Thursday, March 17, 2005

Friendly Sons of St. Patrick Parade

The Friendly Sons rolled at 11:15 am today after going to mass at the Cathedral. The parade was short but full of St. Patrick's Day spirt and lots of green.

Sunday, March 13, 2005

Where have I been?

Wow it has already been a month since I posted anything. So sorry to all but it has been a crazy few weeks. As most of you know, in January I lost my job which I hated anyway. I began to build my own client list and worked on my own up until Mardi Gras began. I took the two weeks of Mardi Gras for my vacation as I usually do and really enjoyed the season. I hope everyone enjoyed all of the pictures. Once Mardi Gras ended, and a couple of recovery days, I had to get back to work. I continued to pick up more clients and was working a lot for DNC of Mobile, Inc. I have been working with Eddie(the owner) and Cathy(the office manager) for several years through my old job. They are terrific people to work with. In January Eddie and discussed wanting to hire me to handle the books among other things so that Cathy could work as project manager. Once Mardi Gras was over things started happening fast. I was working with all of my new clients and on March 1st I began working full time for DNC. I still have all of my side clients and have the flexibility to do both jobs. In fact I just picked up a new client this past week. Everything is going so well for a change. Maybe 2005 will be a good year after all.

Anyway, I am sorry I have not had time to post anything but as always there is not much going on for a few weeks after Mardi Gras ends. I guess everyone is partied out.

In Mardi Gras societies the meeting after Mardi Gras is their Annual meeting.
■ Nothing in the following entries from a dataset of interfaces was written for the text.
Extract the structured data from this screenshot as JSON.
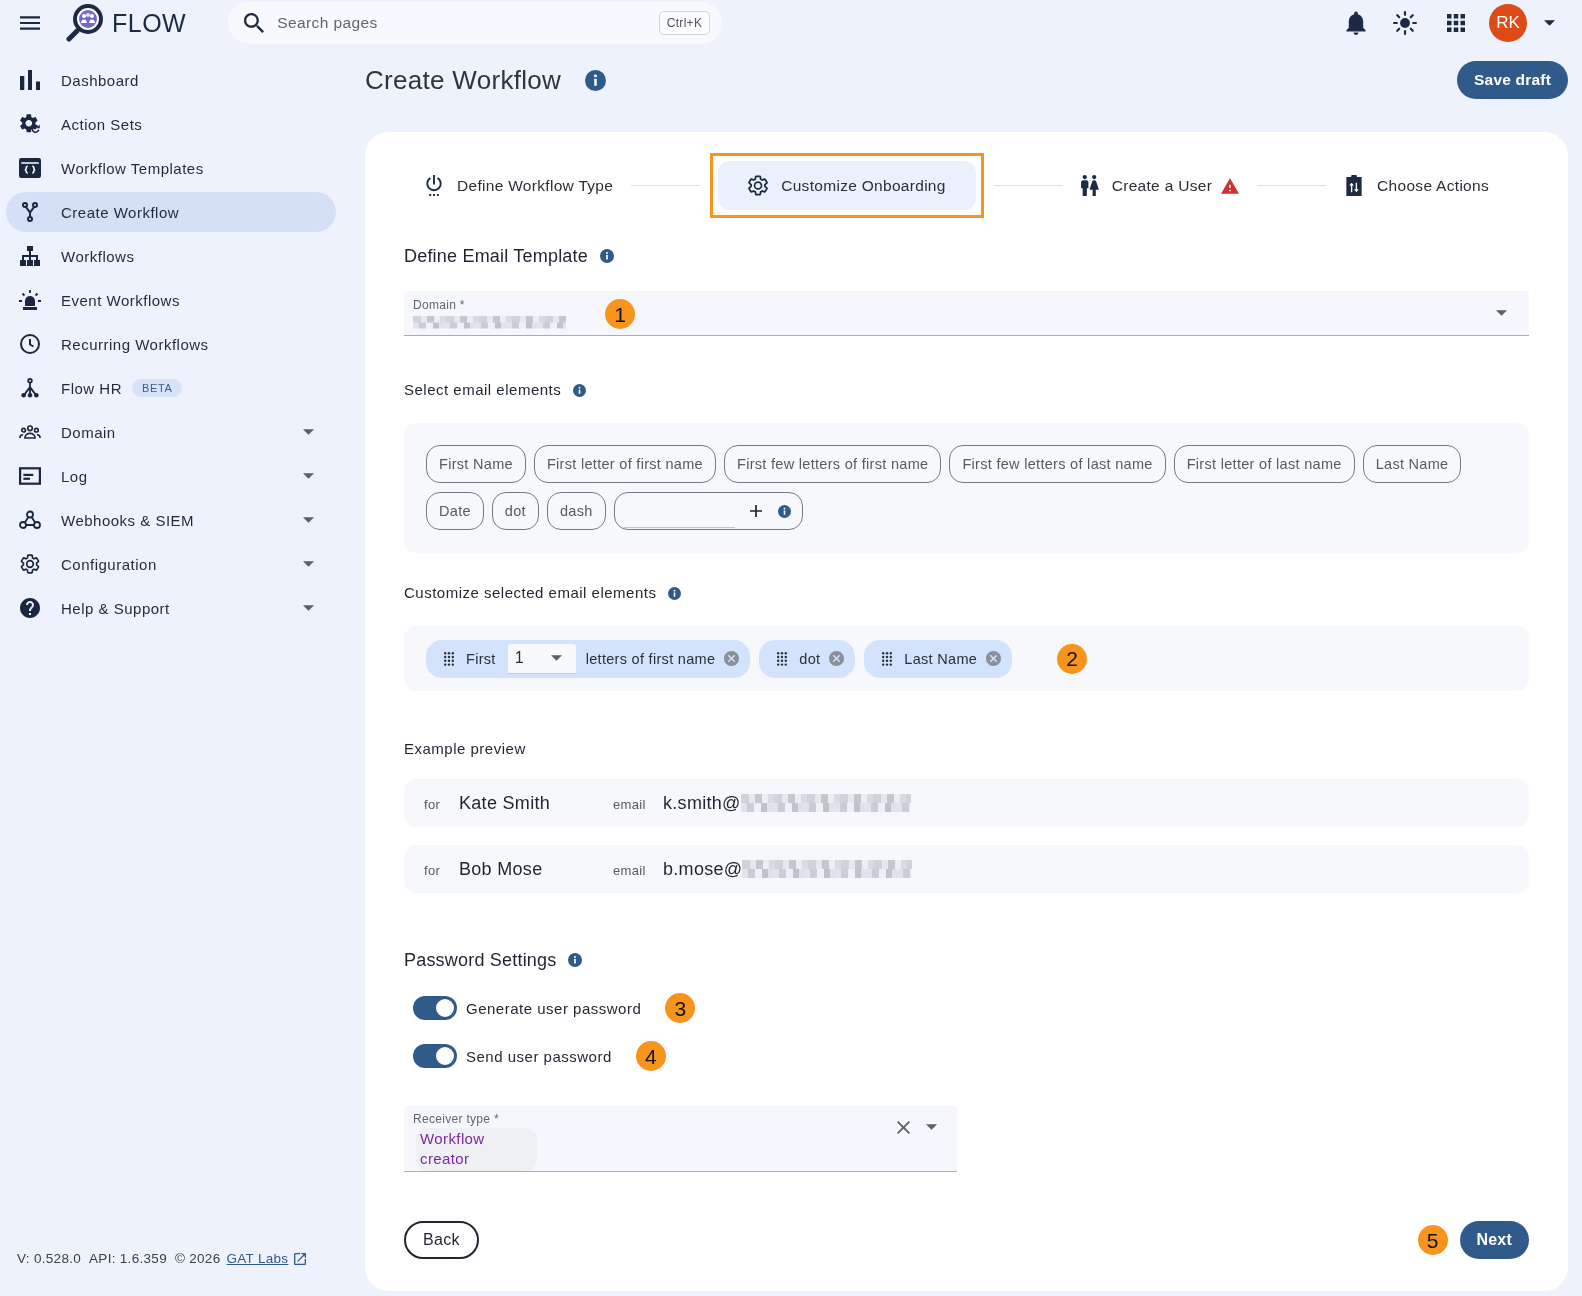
{
  "header": {
    "app_name": "FLOW",
    "search": {
      "placeholder": "Search pages",
      "shortcut": "Ctrl+K"
    },
    "avatar_initials": "RK"
  },
  "sidebar": {
    "items": [
      {
        "label": "Dashboard",
        "selected": false,
        "expandable": false
      },
      {
        "label": "Action Sets",
        "selected": false,
        "expandable": false
      },
      {
        "label": "Workflow Templates",
        "selected": false,
        "expandable": false
      },
      {
        "label": "Create Workflow",
        "selected": true,
        "expandable": false
      },
      {
        "label": "Workflows",
        "selected": false,
        "expandable": false
      },
      {
        "label": "Event Workflows",
        "selected": false,
        "expandable": false
      },
      {
        "label": "Recurring Workflows",
        "selected": false,
        "expandable": false
      },
      {
        "label": "Flow HR",
        "badge": "BETA",
        "selected": false,
        "expandable": false
      },
      {
        "label": "Domain",
        "selected": false,
        "expandable": true
      },
      {
        "label": "Log",
        "selected": false,
        "expandable": true
      },
      {
        "label": "Webhooks & SIEM",
        "selected": false,
        "expandable": true
      },
      {
        "label": "Configuration",
        "selected": false,
        "expandable": true
      },
      {
        "label": "Help & Support",
        "selected": false,
        "expandable": true
      }
    ],
    "footer": {
      "version": "V: 0.528.0",
      "api": "API: 1.6.359",
      "copyright": "© 2026",
      "link": "GAT Labs"
    }
  },
  "page": {
    "title": "Create Workflow",
    "info": true,
    "save_button": "Save draft"
  },
  "stepper": [
    {
      "label": "Define Workflow Type",
      "selected": false,
      "warning": false
    },
    {
      "label": "Customize Onboarding",
      "selected": true,
      "warning": false
    },
    {
      "label": "Create a User",
      "selected": false,
      "warning": true
    },
    {
      "label": "Choose Actions",
      "selected": false,
      "warning": false
    }
  ],
  "email_template": {
    "heading": "Define Email Template",
    "info": true,
    "domain_field": {
      "label": "Domain *",
      "value_redacted": true
    },
    "annotation": "1"
  },
  "email_elements": {
    "heading": "Select email elements",
    "info": true,
    "chips": [
      "First Name",
      "First letter of first name",
      "First few letters of first name",
      "First few letters of last name",
      "First letter of last name",
      "Last Name",
      "Date",
      "dot",
      "dash"
    ]
  },
  "selected_elements": {
    "heading": "Customize selected email elements",
    "info": true,
    "chips": [
      {
        "kind": "count",
        "prefix": "First",
        "value": "1",
        "suffix": "letters of first name"
      },
      {
        "kind": "plain",
        "label": "dot"
      },
      {
        "kind": "plain",
        "label": "Last Name"
      }
    ],
    "annotation": "2"
  },
  "example_preview": {
    "heading": "Example preview",
    "rows": [
      {
        "for_label": "for",
        "name": "Kate Smith",
        "email_label": "email",
        "email": "k.smith@",
        "email_redacted": true
      },
      {
        "for_label": "for",
        "name": "Bob Mose",
        "email_label": "email",
        "email": "b.mose@",
        "email_redacted": true
      }
    ]
  },
  "password_settings": {
    "heading": "Password Settings",
    "info": true,
    "toggles": [
      {
        "label": "Generate user password",
        "on": true,
        "annotation": "3"
      },
      {
        "label": "Send user password",
        "on": true,
        "annotation": "4"
      }
    ],
    "receiver_field": {
      "label": "Receiver type *",
      "value": "Workflow creator"
    }
  },
  "actions": {
    "back_button": "Back",
    "next_button": "Next",
    "annotation": "5"
  }
}
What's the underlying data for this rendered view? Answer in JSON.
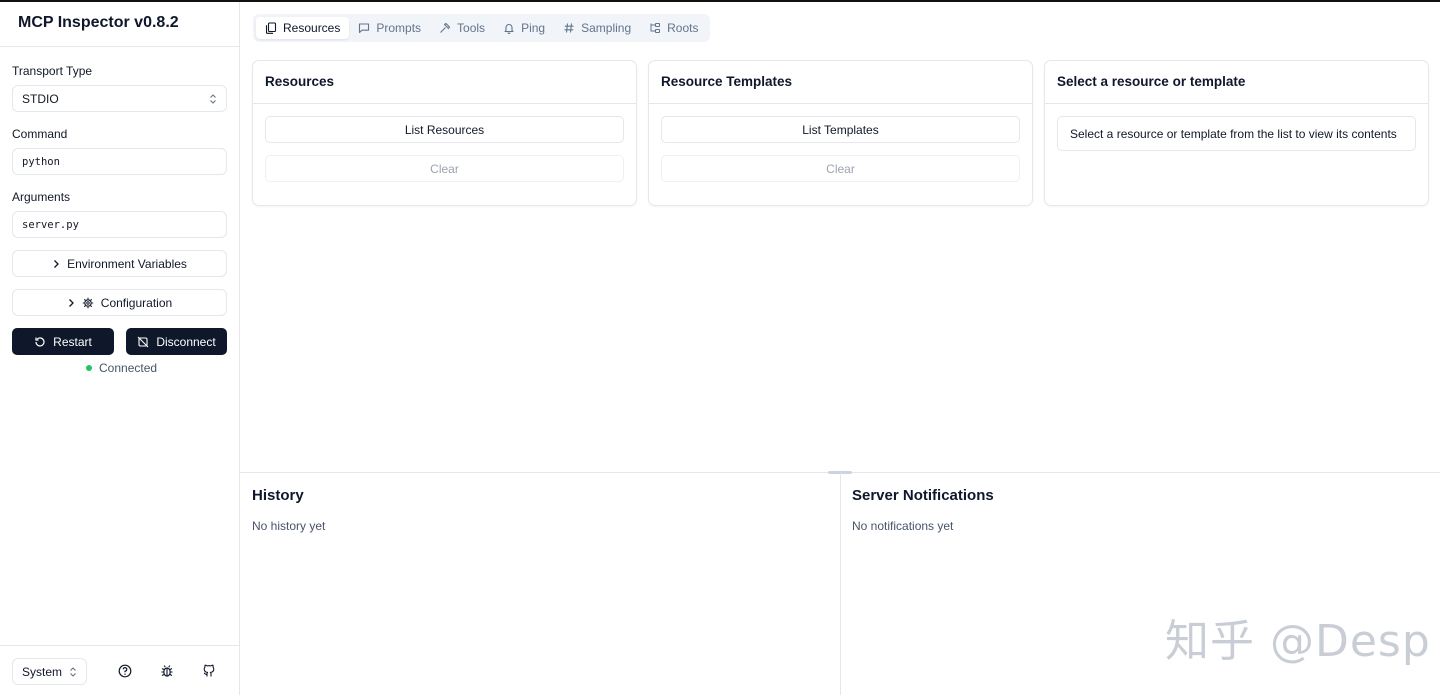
{
  "app": {
    "title": "MCP Inspector v0.8.2"
  },
  "sidebar": {
    "transport_label": "Transport Type",
    "transport_value": "STDIO",
    "command_label": "Command",
    "command_value": "python",
    "arguments_label": "Arguments",
    "arguments_value": "server.py",
    "env_vars_label": "Environment Variables",
    "configuration_label": "Configuration",
    "restart_label": "Restart",
    "disconnect_label": "Disconnect",
    "status_text": "Connected",
    "theme_value": "System"
  },
  "tabs": [
    {
      "label": "Resources",
      "icon": "files-icon",
      "active": true
    },
    {
      "label": "Prompts",
      "icon": "message-square-icon"
    },
    {
      "label": "Tools",
      "icon": "hammer-icon"
    },
    {
      "label": "Ping",
      "icon": "bell-icon"
    },
    {
      "label": "Sampling",
      "icon": "hash-icon"
    },
    {
      "label": "Roots",
      "icon": "folder-tree-icon"
    }
  ],
  "cards": {
    "resources": {
      "title": "Resources",
      "primary_label": "List Resources",
      "clear_label": "Clear"
    },
    "templates": {
      "title": "Resource Templates",
      "primary_label": "List Templates",
      "clear_label": "Clear"
    },
    "selection": {
      "title": "Select a resource or template",
      "hint": "Select a resource or template from the list to view its contents"
    }
  },
  "history": {
    "title": "History",
    "empty": "No history yet"
  },
  "notifications": {
    "title": "Server Notifications",
    "empty": "No notifications yet"
  },
  "watermark": "知乎 @Desp",
  "colors": {
    "primary_dark": "#0f172a",
    "status_green": "#22c55e",
    "border": "#e5e7eb"
  }
}
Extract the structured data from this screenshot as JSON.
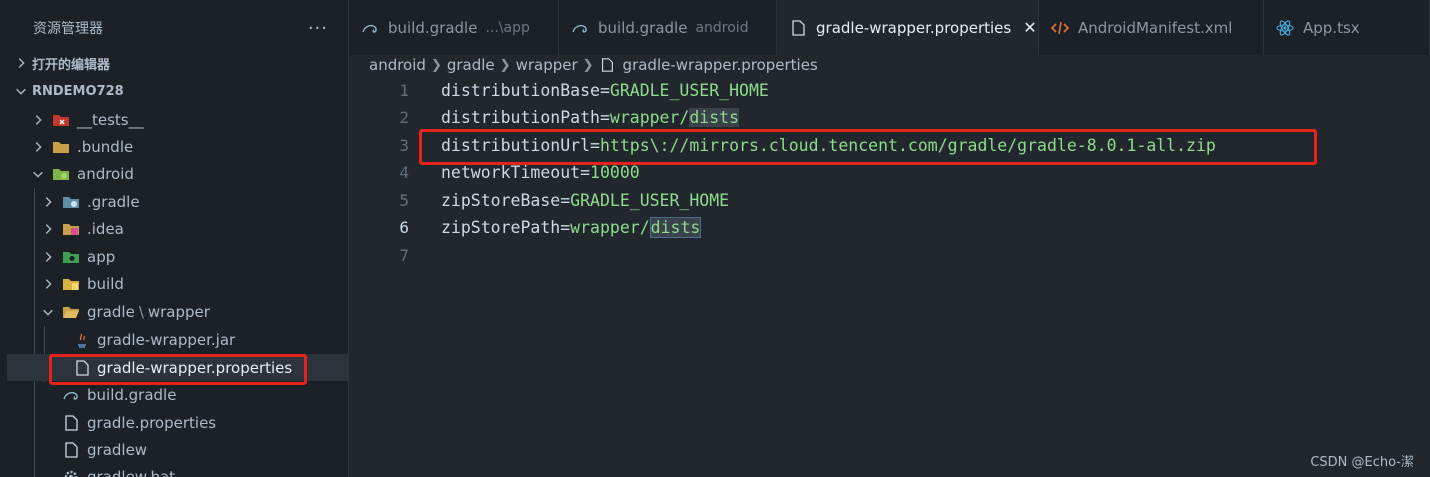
{
  "explorer": {
    "title": "资源管理器",
    "more": "···",
    "open_editors": "打开的编辑器",
    "project": "RNDEMO728",
    "tree": [
      {
        "label": "__tests__",
        "chevron": "right",
        "icon": "tests-folder-icon"
      },
      {
        "label": ".bundle",
        "chevron": "right",
        "icon": "folder-icon"
      },
      {
        "label": "android",
        "chevron": "down",
        "icon": "android-folder-icon"
      },
      {
        "label": ".gradle",
        "chevron": "right",
        "icon": "gradle-folder-icon"
      },
      {
        "label": ".idea",
        "chevron": "right",
        "icon": "idea-folder-icon"
      },
      {
        "label": "app",
        "chevron": "right",
        "icon": "app-folder-icon"
      },
      {
        "label": "build",
        "chevron": "right",
        "icon": "build-folder-icon"
      },
      {
        "label": "gradle",
        "label_suffix": "wrapper",
        "chevron": "down",
        "icon": "open-folder-icon"
      },
      {
        "label": "gradle-wrapper.jar",
        "icon": "java-icon"
      },
      {
        "label": "gradle-wrapper.properties",
        "icon": "file-icon"
      },
      {
        "label": "build.gradle",
        "icon": "gradle-file-icon"
      },
      {
        "label": "gradle.properties",
        "icon": "file-icon"
      },
      {
        "label": "gradlew",
        "icon": "file-icon"
      },
      {
        "label": "gradlew.bat",
        "icon": "gear-icon"
      }
    ]
  },
  "tabs": [
    {
      "label": "build.gradle",
      "desc": "...\\app",
      "icon": "gradle-file-icon"
    },
    {
      "label": "build.gradle",
      "desc": "android",
      "icon": "gradle-file-icon"
    },
    {
      "label": "gradle-wrapper.properties",
      "desc": "",
      "icon": "file-icon",
      "active": true,
      "close": "✕"
    },
    {
      "label": "AndroidManifest.xml",
      "desc": "",
      "icon": "xml-icon"
    },
    {
      "label": "App.tsx",
      "desc": "",
      "icon": "react-icon"
    }
  ],
  "breadcrumb": [
    "android",
    "gradle",
    "wrapper",
    "gradle-wrapper.properties"
  ],
  "editor": {
    "lines": [
      {
        "num": "1",
        "key": "distributionBase",
        "value": "GRADLE_USER_HOME"
      },
      {
        "num": "2",
        "key": "distributionPath",
        "value_a": "wrapper/",
        "value_b": "dists"
      },
      {
        "num": "3",
        "key": "distributionUrl",
        "value": "https\\://mirrors.cloud.tencent.com/gradle/gradle-8.0.1-all.zip"
      },
      {
        "num": "4",
        "key": "networkTimeout",
        "value": "10000"
      },
      {
        "num": "5",
        "key": "zipStoreBase",
        "value": "GRADLE_USER_HOME"
      },
      {
        "num": "6",
        "key": "zipStorePath",
        "value_a": "wrapper/",
        "value_b": "dists"
      },
      {
        "num": "7"
      }
    ],
    "current_line": "6"
  },
  "watermark": "CSDN @Echo-潔",
  "colors": {
    "highlight": "#e5231b",
    "value": "#8ddb8c",
    "key": "#cdd9e5"
  }
}
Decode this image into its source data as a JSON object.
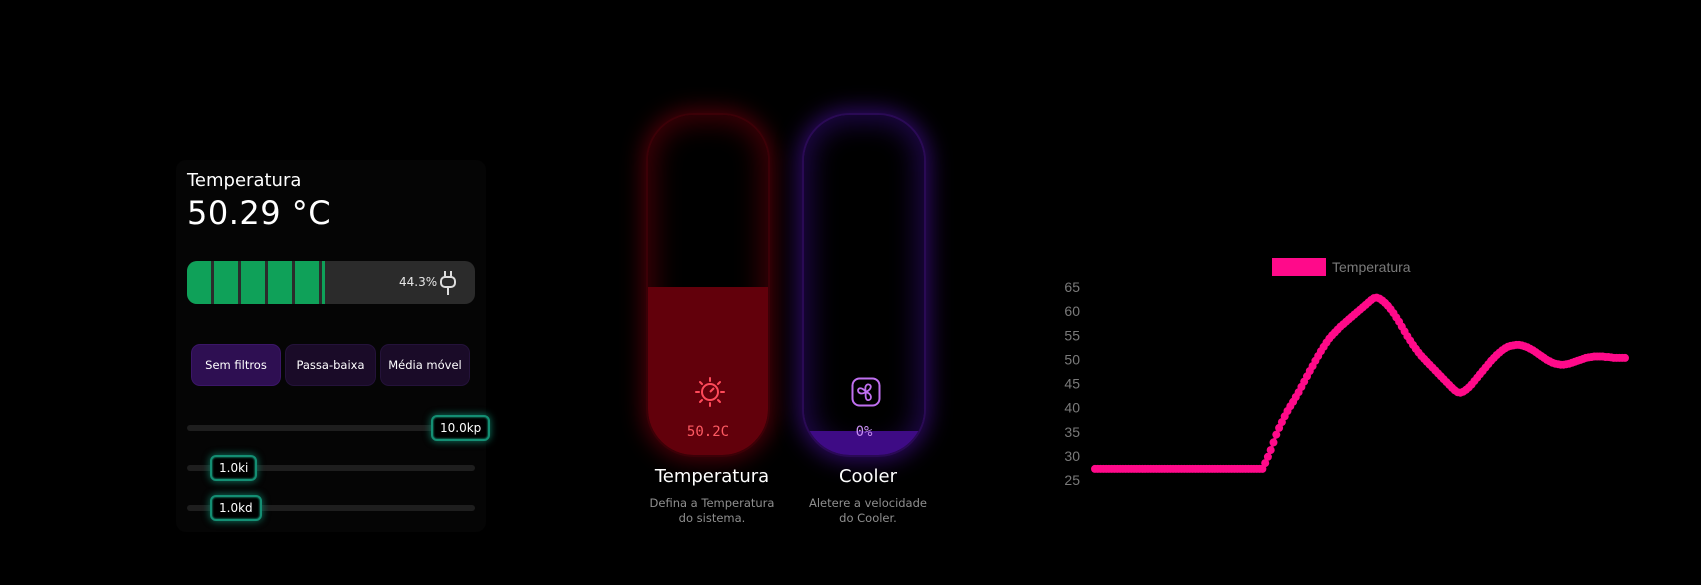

This meeting is when the officers for the new year are voted on. (CLICK ON THE TITLE LINK TO SEE THE REST OF THIS WRITEUP AND PICTURES.)

On Sunday, March 6th we had our first WBC meeting of the new season. The biggest thing was planning our Summer Swarm and voting on the one new member that we had been screening over the past year. She was voted in by 100% of the members as is the rule. If one person votes no then the prospective person does not get in. We met mid-morning at Patti's condo and had brunch prepared by the members. Charlotte cooked omelets to order for everyone and of course the Balitorie flowed freely. It was a fun day.

This past Thursday my other organization had their annual meeting. I am not able to really take a lot of pictures in this group because of certain people..... (CLICK ON THE TITLE LINK TO SEE THE REST OF THIS WRITEUP AND PICTURES.)

On Saturday the Exchange Club Family Center held their annual St. Patrick's Chili Cookoff and Parade. This year the parade had twelve float filled with people of all ages. Cabbage, potatoes, carrots as well as beads, moonpies and candy were thrown to the crowds. My son tried to catch a head of cabbage that was thrown as a high rate of speed and spang his wrist but in true Dean family spirit continued to pick up goodies and did not complain until he got home and wrapped up his wrist. You have to expect to sustain an injury every now and then if you attend an event where you know people will be throwing things at you. As usual in Mobile there are signs posted along the parade routes letting people know not to park on the streets there for two hours before, during and after the parade. For some reason people ignored the signs and were parked all along Conception Street. We watched while cars where towed away. Not even the rich get special treatment when it comes to parking on parade routes. The police department towed a Mercedes and joked with the tow truck driver about getting a BMW and Mercedes in the same day. As the truck began to pull off with the Mercedes the owner came running up to try to save his vehicle but it was too late. He should have been paying closer attention when parking. The truck made it's way down the street with the car's alarm blaring for all to admire.

The cookoff was great with booths from the Mobile Mystics as well as the Friendly Sons of St. Patrick, who will parade on Thursday. There were games for the kids, hotdogs, snow cones and beer for every Irish person to savor.

Read the article for the Mobile Register
Parade, cook-off dish up Irish fun
Sunday, March 13, 2005
Staff Reporter>